In the month of January 2017, one of the buildings from the Buildings Alive program which showed outstanding results was 85 Epping Road in Macquarie Park. Rather than its electricity results, in this month’s article we look at the savings made by rapid identification and remediation of one of the most insidious problems facing building operators and managers: water leaks.

Water leaks are generally difficult to detect, slowly and silently pouring both a limited environmental resource and significant sums of money down the drain. Due to the number of mechanical devices in the average commercial building’s plumbing system, water is rarely comprehensively metered, and leaks can sometimes go unnoticed until the building manager sees a significantly higher bill at the end of the month (or quarter).

Building of the Month January 2017

Building Bio

  • Two office towers
  • NLA: 31,175m²
  • Floors: 7 tenancy floors in each tower
  • Built: 2005
  • Location: Macquarie Park, Sydney, NSW
  • Owner: Goodman
  • Commenced with Buildings Alive’s REF Service: 29 August 2014 (for electricity) and 17 November 2015 (for water)

The Problem and Its Solution

With the help of Buildings Alive through our daily water consumption monitoring and analysis service, the Facilities Management team at 85 Epping Road, Macquarie Park quickly identified a significant leak that would have otherwise gone unnoticed.

1 (below). A daily REF water message showing normal consumption before the leak. The consumption for that day (blue line) closely matches the expected profile (green line – expected water usage for that building under similar weather conditions).


2 (below). The daily REF water message on the day of the leak. The message immediately showed the dramatic increase in water consumption against the weather adjusted comparison. Once alerted, the Facilities Management team immediately investigated, and identified a stuck ball valve in the cooling tower as the root cause. This was fixed within a couple of hours by the contractors, SAS water.

with leak

3 (below). The daily message after the leak. You can see the consumption return to the normal profile as the leak is resolved.  The daily REF water message allowed the rapid feedback necessary to identify, treat, and confirm resolution of this leak.

after leak

Potential medium term impacts on water consumption and costs

If the water leak in this case was left unnoticed until the end of the billing period, it would have resulted in the consumption of a significant amount of additional water as shown below, and incurred an additional charge of approximately $20,400 for each 30-day period (for extra water usage of around 8,500 kL). Further, the building’s NABERS water rating would be adversely affected, perhaps as much as dropping a single star if left running for an entire 2 or 3 billing cycles.


Long term benefits from building water performance monitoring

Daily monitoring of building water consumption through a service such as Buildings Alive’s REF assists building managers and operators:

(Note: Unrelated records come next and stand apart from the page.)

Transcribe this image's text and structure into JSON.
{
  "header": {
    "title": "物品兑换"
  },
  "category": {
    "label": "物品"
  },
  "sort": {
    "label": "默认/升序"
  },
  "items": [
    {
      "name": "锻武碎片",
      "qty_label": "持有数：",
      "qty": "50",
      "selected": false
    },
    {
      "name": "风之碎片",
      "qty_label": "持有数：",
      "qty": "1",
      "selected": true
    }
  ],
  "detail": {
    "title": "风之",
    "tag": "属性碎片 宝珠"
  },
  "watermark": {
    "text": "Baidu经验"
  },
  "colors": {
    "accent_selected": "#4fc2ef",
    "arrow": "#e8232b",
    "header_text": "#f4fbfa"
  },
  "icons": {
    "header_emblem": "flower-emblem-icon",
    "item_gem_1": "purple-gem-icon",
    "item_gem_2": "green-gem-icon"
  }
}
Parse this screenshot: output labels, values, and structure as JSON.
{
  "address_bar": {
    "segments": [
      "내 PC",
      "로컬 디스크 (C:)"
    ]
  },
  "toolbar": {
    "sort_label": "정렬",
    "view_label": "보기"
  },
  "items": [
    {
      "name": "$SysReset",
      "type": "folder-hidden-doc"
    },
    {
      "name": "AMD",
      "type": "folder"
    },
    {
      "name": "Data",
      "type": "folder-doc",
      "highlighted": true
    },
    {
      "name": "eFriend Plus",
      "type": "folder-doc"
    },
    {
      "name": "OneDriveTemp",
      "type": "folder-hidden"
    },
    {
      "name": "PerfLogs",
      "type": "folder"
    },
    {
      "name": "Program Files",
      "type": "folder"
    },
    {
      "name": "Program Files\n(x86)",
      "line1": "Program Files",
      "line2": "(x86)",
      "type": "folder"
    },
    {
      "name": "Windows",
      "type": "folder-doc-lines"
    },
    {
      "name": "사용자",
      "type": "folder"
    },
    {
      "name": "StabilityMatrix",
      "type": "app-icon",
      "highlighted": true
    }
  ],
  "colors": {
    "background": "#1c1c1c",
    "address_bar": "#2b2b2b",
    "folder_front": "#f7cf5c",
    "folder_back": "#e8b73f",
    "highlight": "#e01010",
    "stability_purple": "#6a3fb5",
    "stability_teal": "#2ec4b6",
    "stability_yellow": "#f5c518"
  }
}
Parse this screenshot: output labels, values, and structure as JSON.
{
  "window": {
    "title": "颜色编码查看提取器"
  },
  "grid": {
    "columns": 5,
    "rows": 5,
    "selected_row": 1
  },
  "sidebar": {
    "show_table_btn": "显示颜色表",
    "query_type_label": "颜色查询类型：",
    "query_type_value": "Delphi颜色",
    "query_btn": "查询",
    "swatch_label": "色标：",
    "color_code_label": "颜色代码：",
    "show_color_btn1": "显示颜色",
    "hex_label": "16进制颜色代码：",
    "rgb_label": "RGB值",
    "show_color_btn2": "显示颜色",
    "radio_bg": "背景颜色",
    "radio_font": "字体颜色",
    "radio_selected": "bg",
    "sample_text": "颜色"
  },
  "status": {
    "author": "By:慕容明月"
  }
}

  • Identify inefficiencies and opportunities to save water and associated costs.
  • Recognize where the building is using water and to easily identify patterns and changes.
  • Set meaningful water efficiency goals and performance indicators.
  • Communicate water conservation messages and outcomes to tenants.
  • Plan regular and preventive maintenance schedules.
  • Contribute to broader environmental impact reduction plans at an organisational level.